— WHAT THE TASK REQUIRES —
A verbatim copy of all the data is required, minus any images.

— Excerpts from an interface dataset —

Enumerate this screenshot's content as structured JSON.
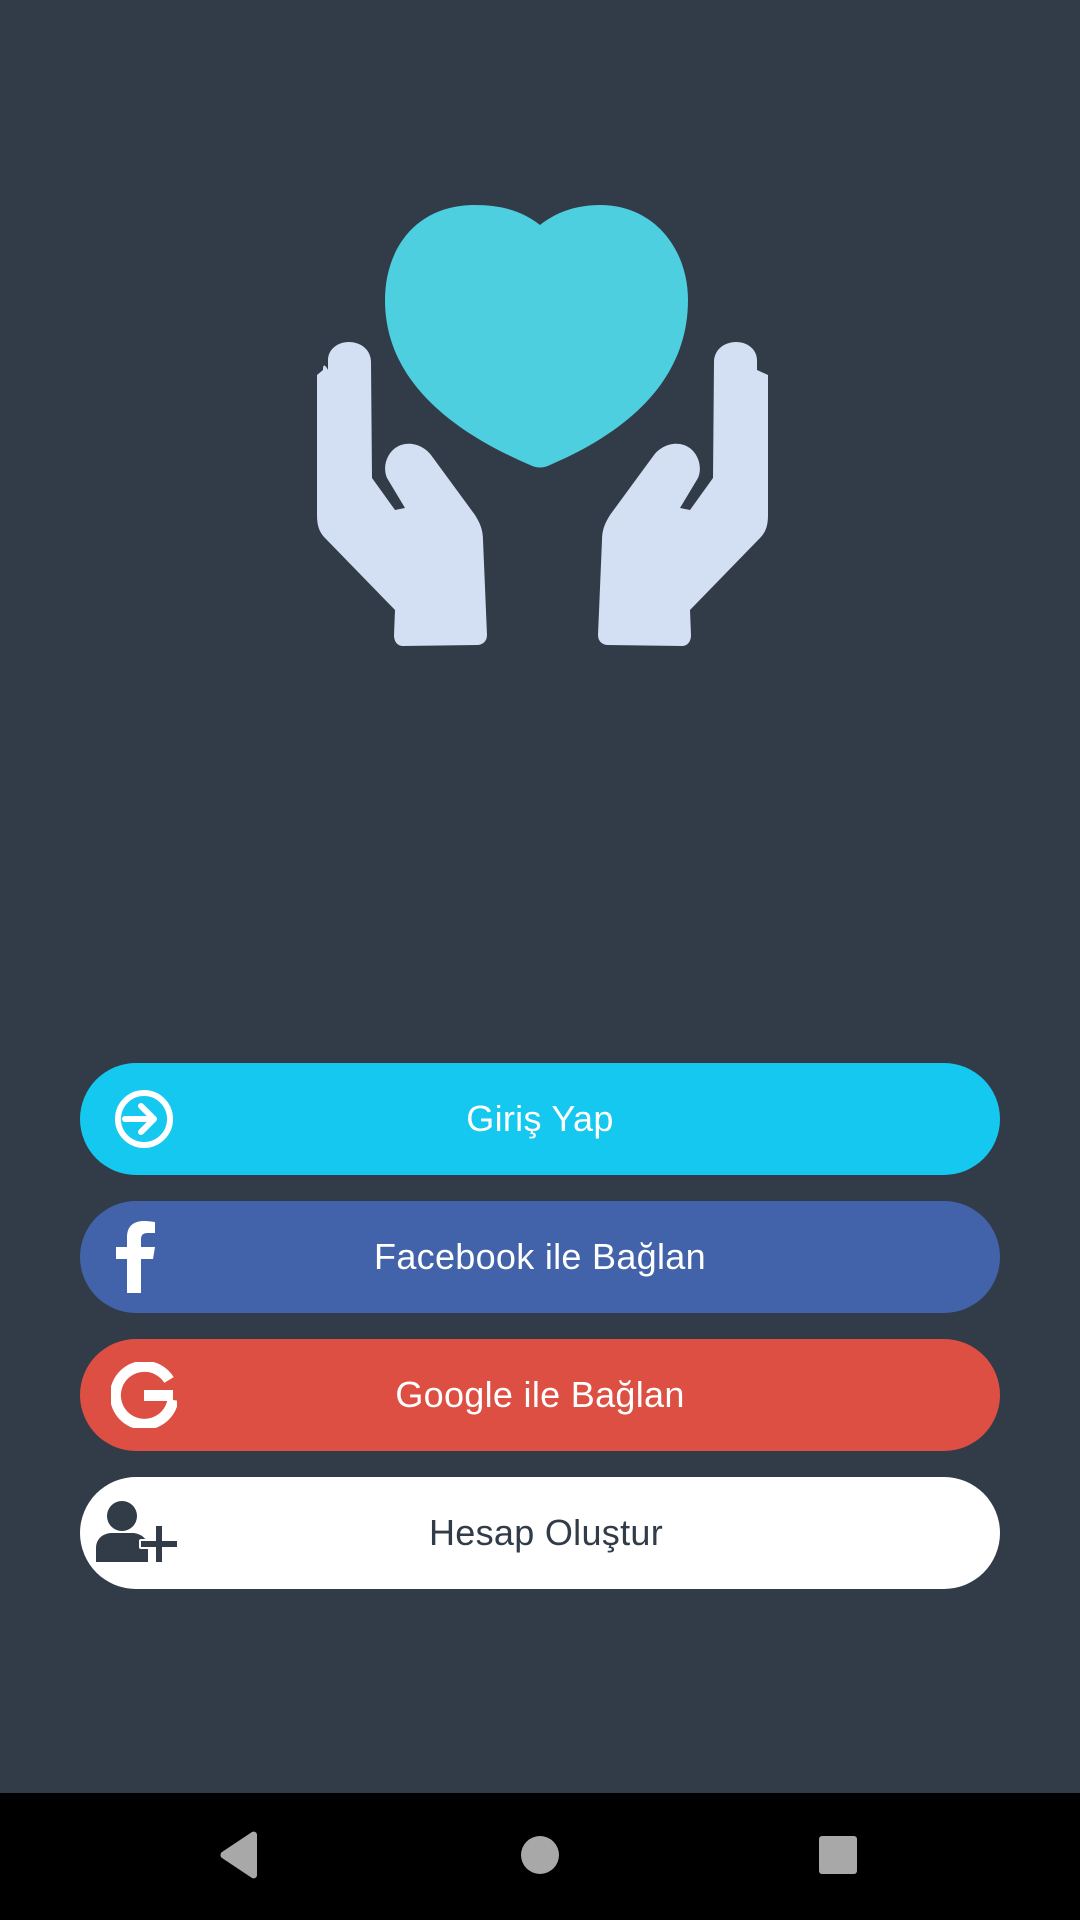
{
  "app": {
    "logo_icon": "hands-holding-heart-icon",
    "colors": {
      "background": "#323c48",
      "heart": "#4dcfe0",
      "hands": "#d3dff2"
    }
  },
  "buttons": {
    "login": {
      "label": "Giriş Yap",
      "icon": "sign-in-icon",
      "color": "#14c8ef"
    },
    "facebook": {
      "label": "Facebook ile Bağlan",
      "icon": "facebook-icon",
      "color": "#4263aa"
    },
    "google": {
      "label": "Google ile Bağlan",
      "icon": "google-icon",
      "color": "#dd4f43"
    },
    "create_account": {
      "label": "Hesap Oluştur",
      "icon": "user-plus-icon",
      "color": "#ffffff"
    }
  },
  "navbar": {
    "back_icon": "back-triangle-icon",
    "home_icon": "home-circle-icon",
    "recents_icon": "recents-square-icon"
  }
}
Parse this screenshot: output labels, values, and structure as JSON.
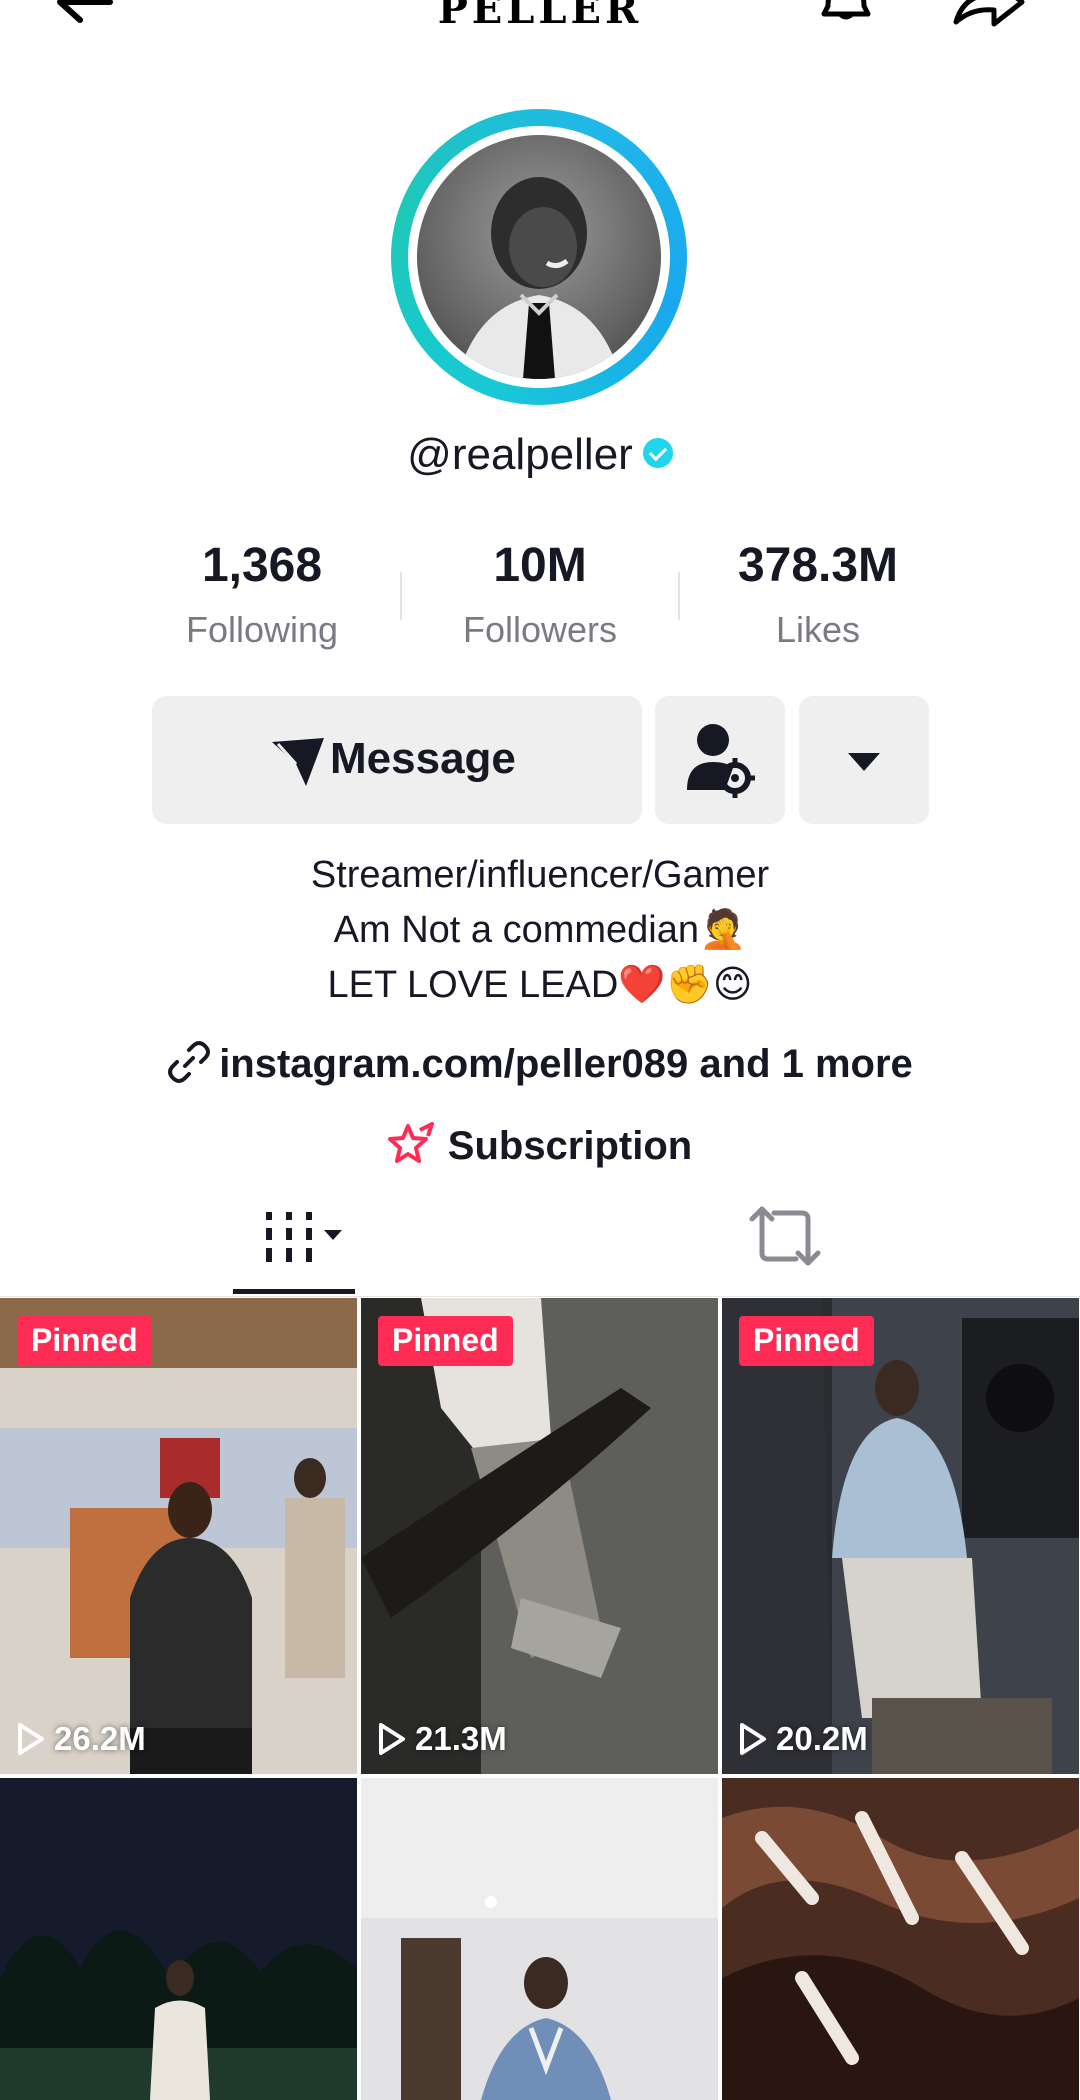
{
  "header": {
    "title": "PELLER"
  },
  "profile": {
    "username": "@realpeller",
    "verified": true,
    "ring_color": "#20d5ec"
  },
  "stats": [
    {
      "value": "1,368",
      "label": "Following"
    },
    {
      "value": "10M",
      "label": "Followers"
    },
    {
      "value": "378.3M",
      "label": "Likes"
    }
  ],
  "actions": {
    "message_label": "Message",
    "add_friend_icon": "user-gear-icon",
    "more_icon": "caret-down-icon"
  },
  "bio": {
    "line1": "Streamer/influencer/Gamer",
    "line2": "Am Not a commedian🤦",
    "line3": "LET LOVE LEAD❤️✊😊"
  },
  "link": {
    "text": "instagram.com/peller089 and 1 more"
  },
  "subscription": {
    "text": "Subscription"
  },
  "tabs": [
    {
      "icon": "grid-icon",
      "active": true
    },
    {
      "icon": "repost-icon",
      "active": false
    }
  ],
  "videos": [
    {
      "pinned": "Pinned",
      "views": "26.2M",
      "bg": "#c9b39a"
    },
    {
      "pinned": "Pinned",
      "views": "21.3M",
      "bg": "#6b6b68"
    },
    {
      "pinned": "Pinned",
      "views": "20.2M",
      "bg": "#4b4f57"
    },
    {
      "pinned": "",
      "views": "",
      "bg": "#1d2436"
    },
    {
      "pinned": "",
      "views": "",
      "bg": "#d9d9db"
    },
    {
      "pinned": "",
      "views": "",
      "bg": "#5e3b2d"
    }
  ],
  "colors": {
    "accent": "#fe2c55",
    "verified": "#20d5ec",
    "text": "#161823",
    "muted": "#7a7b82"
  }
}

— ANSWER TO THE PROBLEM —
Enumerate this screenshot's content as structured JSON.
{
  "app": {
    "logo_icon": "hands-holding-heart-icon",
    "colors": {
      "background": "#323c48",
      "heart": "#4dcfe0",
      "hands": "#d3dff2"
    }
  },
  "buttons": {
    "login": {
      "label": "Giriş Yap",
      "icon": "sign-in-icon",
      "color": "#14c8ef"
    },
    "facebook": {
      "label": "Facebook ile Bağlan",
      "icon": "facebook-icon",
      "color": "#4263aa"
    },
    "google": {
      "label": "Google ile Bağlan",
      "icon": "google-icon",
      "color": "#dd4f43"
    },
    "create_account": {
      "label": "Hesap Oluştur",
      "icon": "user-plus-icon",
      "color": "#ffffff"
    }
  },
  "navbar": {
    "back_icon": "back-triangle-icon",
    "home_icon": "home-circle-icon",
    "recents_icon": "recents-square-icon"
  }
}
Parse this screenshot: output labels, values, and structure as JSON.
{
  "header": {
    "title": "PELLER"
  },
  "profile": {
    "username": "@realpeller",
    "verified": true,
    "ring_color": "#20d5ec"
  },
  "stats": [
    {
      "value": "1,368",
      "label": "Following"
    },
    {
      "value": "10M",
      "label": "Followers"
    },
    {
      "value": "378.3M",
      "label": "Likes"
    }
  ],
  "actions": {
    "message_label": "Message",
    "add_friend_icon": "user-gear-icon",
    "more_icon": "caret-down-icon"
  },
  "bio": {
    "line1": "Streamer/influencer/Gamer",
    "line2": "Am Not a commedian🤦",
    "line3": "LET LOVE LEAD❤️✊😊"
  },
  "link": {
    "text": "instagram.com/peller089 and 1 more"
  },
  "subscription": {
    "text": "Subscription"
  },
  "tabs": [
    {
      "icon": "grid-icon",
      "active": true
    },
    {
      "icon": "repost-icon",
      "active": false
    }
  ],
  "videos": [
    {
      "pinned": "Pinned",
      "views": "26.2M",
      "bg": "#c9b39a"
    },
    {
      "pinned": "Pinned",
      "views": "21.3M",
      "bg": "#6b6b68"
    },
    {
      "pinned": "Pinned",
      "views": "20.2M",
      "bg": "#4b4f57"
    },
    {
      "pinned": "",
      "views": "",
      "bg": "#1d2436"
    },
    {
      "pinned": "",
      "views": "",
      "bg": "#d9d9db"
    },
    {
      "pinned": "",
      "views": "",
      "bg": "#5e3b2d"
    }
  ],
  "colors": {
    "accent": "#fe2c55",
    "verified": "#20d5ec",
    "text": "#161823",
    "muted": "#7a7b82"
  }
}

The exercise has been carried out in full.